Wen warns of huge challenges for China
Premier Wen Jiabao said 2010 would be the most complex year yet this century for the mainland economy, and pledged to prevent inflation and rein in skyrocketing property prices, in an online chat yesterday with internet users.
He also addressed concerns over trade frictions with the US, and called for efforts to ease tensions.
Wen's internet question-and-answer session came in the run-up to the annual session of the National People's Congress, where he will deliver the annual government work report.
Xinhua said some 65,000 questions on subjects ranging from home prices to the homework burden for students, flooded into the central government's website and that of the news agency, the joint organisers of the session.
The questions Wen answered were apparently picked to cover the major topics in his government report.
'If last year was the most difficult for China's economy in the new century, this one is the most complicated,' Wen said.
He was determined to bring property prices under control during his tenure as premier, he said, but he admitted the government may not be able to 'rein in this wild horse' this year despite a series of measures. Wen is expected to step down in 2013.
He said the government would focus on building more affordable housing for low-income groups and rein in property prices through land, financial and tax policies.
Soaring property prices have become a major source of grievance for the public, especially the growing urban population. Xinhua said home prices rose by 9.5 per cent in January from a year earlier.
Wen reiterated the government would adopt an 'appropriately loose monetary policy' to ensure stable economic development. Agricultural production would be boosted to ensure food supplies.
He identified corruption and inflation as major threats.
On the trade front, Wen hoped tension would ease and this year would not be an 'unpeaceful year' for Sino-US trade ties.
'The friction ought to be solved through negotiation on an equal basis, and not through quickly imposed sanctions,' he said. 'We expect both countries to open markets to each other. In particular, the Unites States should acknowledge China's market economy status and open the exports of hi-tech products to China.'
The government would step up reform of the household registration system to ensure equal benefits for rural migrants in small cities and towns, he reiterated.

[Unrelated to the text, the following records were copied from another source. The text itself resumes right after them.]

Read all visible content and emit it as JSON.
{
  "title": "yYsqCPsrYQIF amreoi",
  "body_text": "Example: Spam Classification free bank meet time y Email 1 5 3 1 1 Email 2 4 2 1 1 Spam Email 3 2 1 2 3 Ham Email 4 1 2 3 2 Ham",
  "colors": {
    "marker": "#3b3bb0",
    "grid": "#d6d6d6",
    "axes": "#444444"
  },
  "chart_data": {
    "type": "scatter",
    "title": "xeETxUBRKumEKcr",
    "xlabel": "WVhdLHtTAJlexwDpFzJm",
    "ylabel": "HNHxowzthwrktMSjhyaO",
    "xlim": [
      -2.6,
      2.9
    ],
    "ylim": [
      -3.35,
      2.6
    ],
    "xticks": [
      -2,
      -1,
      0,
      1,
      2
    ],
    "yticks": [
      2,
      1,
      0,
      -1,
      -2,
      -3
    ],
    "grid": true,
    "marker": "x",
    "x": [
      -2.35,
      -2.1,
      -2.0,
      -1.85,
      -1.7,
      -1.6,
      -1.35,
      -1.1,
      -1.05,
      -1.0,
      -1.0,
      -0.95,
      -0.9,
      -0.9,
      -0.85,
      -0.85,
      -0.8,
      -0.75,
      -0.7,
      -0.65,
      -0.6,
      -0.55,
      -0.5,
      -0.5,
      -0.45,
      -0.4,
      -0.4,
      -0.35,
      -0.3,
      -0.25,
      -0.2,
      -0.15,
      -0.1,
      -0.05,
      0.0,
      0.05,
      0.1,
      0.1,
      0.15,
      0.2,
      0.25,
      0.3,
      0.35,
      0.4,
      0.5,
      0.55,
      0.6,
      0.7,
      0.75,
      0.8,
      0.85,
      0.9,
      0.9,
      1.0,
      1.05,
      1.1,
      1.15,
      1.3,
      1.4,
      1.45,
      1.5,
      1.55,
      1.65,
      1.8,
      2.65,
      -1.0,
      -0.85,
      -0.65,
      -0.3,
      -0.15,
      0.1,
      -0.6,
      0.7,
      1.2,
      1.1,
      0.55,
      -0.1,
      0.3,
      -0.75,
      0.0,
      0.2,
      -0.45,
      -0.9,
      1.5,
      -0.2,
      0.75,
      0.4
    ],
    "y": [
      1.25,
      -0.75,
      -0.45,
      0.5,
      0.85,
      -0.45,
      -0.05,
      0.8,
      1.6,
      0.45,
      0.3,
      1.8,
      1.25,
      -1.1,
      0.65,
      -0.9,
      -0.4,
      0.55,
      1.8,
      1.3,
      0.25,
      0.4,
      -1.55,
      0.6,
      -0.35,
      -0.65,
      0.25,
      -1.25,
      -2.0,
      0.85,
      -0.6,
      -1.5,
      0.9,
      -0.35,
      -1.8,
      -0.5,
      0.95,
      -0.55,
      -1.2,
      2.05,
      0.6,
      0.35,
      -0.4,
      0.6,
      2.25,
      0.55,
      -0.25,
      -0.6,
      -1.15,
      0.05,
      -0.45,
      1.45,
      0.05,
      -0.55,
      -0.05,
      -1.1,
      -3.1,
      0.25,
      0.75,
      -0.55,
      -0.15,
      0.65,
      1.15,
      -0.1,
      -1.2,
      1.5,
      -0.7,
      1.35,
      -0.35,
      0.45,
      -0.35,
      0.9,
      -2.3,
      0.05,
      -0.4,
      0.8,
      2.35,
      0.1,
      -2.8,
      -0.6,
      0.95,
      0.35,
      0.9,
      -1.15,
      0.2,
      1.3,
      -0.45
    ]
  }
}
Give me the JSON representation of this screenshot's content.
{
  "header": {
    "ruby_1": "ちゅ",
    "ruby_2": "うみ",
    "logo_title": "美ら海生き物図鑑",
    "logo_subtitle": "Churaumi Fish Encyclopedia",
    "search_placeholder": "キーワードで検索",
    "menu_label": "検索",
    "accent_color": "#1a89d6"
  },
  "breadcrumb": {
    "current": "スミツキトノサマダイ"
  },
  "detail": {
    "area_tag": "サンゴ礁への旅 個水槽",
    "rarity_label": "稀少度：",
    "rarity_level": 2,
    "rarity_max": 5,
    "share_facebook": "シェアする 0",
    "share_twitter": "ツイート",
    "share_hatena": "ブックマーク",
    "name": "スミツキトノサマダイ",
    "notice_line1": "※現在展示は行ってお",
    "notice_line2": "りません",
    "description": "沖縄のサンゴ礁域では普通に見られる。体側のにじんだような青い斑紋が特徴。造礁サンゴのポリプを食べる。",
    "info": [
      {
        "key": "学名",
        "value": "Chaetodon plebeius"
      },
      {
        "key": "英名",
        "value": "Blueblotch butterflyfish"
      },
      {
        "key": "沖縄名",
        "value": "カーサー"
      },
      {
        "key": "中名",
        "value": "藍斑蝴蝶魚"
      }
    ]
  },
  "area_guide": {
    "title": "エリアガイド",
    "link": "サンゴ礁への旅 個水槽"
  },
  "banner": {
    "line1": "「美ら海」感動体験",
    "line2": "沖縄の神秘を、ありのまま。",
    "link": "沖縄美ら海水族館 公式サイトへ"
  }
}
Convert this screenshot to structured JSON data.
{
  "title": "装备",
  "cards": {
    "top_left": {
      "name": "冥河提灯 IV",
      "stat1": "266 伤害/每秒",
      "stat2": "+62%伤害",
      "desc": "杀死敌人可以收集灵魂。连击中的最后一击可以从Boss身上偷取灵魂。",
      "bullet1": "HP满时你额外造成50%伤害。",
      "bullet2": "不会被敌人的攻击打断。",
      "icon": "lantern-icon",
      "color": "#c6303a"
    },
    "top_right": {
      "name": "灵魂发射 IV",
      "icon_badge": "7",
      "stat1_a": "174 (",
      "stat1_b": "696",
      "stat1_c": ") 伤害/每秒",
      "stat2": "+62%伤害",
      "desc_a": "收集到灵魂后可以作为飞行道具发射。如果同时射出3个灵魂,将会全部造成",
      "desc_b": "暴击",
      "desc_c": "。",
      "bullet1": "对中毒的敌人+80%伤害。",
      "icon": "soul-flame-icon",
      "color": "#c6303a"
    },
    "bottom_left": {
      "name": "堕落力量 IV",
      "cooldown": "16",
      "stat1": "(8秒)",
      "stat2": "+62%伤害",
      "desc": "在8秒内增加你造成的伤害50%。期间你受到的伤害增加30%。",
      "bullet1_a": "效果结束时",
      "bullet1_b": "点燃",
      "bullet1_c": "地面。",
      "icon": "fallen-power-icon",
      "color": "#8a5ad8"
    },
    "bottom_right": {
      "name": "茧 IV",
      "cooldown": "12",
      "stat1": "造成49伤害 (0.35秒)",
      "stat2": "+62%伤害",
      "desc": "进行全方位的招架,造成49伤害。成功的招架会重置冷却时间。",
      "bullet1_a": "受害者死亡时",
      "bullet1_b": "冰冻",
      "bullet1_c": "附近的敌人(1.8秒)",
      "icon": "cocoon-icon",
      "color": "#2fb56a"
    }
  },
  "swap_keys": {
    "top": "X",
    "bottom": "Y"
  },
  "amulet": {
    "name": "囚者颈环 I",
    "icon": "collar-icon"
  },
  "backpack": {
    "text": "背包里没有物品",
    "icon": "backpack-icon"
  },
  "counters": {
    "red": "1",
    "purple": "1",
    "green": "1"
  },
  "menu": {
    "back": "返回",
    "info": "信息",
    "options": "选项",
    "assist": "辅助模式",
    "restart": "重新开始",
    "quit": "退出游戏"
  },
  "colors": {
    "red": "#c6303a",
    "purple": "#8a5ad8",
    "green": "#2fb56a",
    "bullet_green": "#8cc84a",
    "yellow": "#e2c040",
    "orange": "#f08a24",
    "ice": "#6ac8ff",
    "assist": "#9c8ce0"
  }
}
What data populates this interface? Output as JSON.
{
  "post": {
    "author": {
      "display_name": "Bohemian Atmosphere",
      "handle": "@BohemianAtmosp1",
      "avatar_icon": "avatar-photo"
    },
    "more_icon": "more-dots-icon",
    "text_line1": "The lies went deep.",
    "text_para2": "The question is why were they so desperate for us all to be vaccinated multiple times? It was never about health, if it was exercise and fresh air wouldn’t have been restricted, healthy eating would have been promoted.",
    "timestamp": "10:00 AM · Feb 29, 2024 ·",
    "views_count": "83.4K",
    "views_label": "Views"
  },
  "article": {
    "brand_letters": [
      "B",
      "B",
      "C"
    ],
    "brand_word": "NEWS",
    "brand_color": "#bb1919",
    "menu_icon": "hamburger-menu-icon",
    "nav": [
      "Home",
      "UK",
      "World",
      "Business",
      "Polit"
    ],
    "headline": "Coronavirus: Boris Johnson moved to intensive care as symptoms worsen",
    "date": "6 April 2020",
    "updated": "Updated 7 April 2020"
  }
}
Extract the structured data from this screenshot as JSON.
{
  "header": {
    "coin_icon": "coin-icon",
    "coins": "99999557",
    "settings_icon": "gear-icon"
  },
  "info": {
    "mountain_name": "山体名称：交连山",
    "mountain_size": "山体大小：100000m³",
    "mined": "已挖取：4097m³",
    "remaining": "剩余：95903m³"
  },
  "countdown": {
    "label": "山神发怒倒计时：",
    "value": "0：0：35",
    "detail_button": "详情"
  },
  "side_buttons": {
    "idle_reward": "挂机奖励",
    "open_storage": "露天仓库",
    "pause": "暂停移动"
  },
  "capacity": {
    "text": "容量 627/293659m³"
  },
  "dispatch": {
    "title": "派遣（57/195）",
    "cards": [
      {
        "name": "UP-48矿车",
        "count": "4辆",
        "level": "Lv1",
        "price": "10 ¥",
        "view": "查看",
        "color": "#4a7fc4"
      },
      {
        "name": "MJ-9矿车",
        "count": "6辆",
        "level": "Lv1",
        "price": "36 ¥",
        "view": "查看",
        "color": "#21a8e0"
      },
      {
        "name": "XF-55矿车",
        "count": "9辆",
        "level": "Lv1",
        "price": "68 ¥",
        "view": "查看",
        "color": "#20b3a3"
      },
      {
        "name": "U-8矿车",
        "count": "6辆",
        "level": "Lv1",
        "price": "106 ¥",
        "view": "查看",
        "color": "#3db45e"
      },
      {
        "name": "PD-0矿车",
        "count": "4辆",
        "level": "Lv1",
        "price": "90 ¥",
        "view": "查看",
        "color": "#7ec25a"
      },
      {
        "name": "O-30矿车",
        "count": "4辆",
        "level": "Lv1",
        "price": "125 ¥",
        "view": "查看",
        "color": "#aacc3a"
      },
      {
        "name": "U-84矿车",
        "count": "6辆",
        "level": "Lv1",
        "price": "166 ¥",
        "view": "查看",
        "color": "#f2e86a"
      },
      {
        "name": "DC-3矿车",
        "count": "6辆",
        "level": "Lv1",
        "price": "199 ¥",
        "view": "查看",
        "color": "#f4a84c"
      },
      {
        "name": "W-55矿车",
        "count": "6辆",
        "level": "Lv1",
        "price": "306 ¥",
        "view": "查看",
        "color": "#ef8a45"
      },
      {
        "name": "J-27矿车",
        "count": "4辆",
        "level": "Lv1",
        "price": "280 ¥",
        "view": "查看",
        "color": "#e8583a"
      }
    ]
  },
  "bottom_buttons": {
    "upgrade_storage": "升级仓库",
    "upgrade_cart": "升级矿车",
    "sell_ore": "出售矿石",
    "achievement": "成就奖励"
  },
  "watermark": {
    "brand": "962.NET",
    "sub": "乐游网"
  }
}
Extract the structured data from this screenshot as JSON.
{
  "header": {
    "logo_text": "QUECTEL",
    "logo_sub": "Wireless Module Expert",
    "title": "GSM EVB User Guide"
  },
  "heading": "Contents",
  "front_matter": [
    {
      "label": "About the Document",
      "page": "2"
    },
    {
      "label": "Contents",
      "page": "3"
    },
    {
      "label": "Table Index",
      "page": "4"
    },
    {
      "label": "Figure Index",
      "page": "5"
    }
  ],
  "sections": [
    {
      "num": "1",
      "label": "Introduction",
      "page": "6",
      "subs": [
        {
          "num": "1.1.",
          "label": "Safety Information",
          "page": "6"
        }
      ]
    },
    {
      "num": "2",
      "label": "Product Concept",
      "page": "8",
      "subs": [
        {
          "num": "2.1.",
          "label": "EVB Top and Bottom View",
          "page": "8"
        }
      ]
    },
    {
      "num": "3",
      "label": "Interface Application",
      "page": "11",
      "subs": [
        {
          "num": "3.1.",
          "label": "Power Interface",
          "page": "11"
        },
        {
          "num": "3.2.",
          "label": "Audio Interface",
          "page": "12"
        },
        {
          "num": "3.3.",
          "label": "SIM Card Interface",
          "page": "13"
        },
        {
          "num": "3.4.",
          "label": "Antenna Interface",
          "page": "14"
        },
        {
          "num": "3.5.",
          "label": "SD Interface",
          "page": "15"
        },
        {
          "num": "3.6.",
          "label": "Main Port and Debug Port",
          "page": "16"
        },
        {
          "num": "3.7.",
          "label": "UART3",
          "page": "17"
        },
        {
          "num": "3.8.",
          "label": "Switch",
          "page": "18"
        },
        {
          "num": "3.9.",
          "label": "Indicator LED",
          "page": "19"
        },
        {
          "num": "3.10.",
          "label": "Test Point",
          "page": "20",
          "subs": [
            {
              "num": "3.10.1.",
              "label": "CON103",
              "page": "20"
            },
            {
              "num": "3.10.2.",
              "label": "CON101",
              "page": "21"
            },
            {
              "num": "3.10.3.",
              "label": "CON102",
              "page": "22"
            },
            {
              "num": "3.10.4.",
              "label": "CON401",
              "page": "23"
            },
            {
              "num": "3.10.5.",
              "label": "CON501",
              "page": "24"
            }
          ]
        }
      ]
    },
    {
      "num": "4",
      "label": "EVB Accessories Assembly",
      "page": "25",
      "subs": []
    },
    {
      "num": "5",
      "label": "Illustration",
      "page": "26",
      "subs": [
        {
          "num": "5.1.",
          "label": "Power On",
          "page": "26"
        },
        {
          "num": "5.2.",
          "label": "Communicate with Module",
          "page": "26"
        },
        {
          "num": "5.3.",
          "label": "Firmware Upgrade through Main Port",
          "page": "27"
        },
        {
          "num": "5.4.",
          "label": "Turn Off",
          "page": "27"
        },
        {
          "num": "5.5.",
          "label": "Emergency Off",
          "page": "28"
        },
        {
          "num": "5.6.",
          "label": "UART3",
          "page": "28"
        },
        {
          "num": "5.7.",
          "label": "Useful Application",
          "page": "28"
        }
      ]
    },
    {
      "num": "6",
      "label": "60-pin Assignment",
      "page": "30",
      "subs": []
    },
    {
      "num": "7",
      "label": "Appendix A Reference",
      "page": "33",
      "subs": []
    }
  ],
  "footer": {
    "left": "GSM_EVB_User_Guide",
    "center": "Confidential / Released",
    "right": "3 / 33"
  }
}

He warned that the job market remained grim. A record 6.3 million university students will graduate this year.
Wen said he was aware of the importance of a fair distribution of social wealth for maintaining stability, and said public supervision was the most effective way to curb misappropriation of public funds.
He also elaborated on an earlier remark that he wanted Chinese people to live with dignity, saying the government had the responsibility to 'protect every individual's freedom and rights'. It should also ensure the creation of favourable conditions for individuals to have freedom and the benefits of all-round development.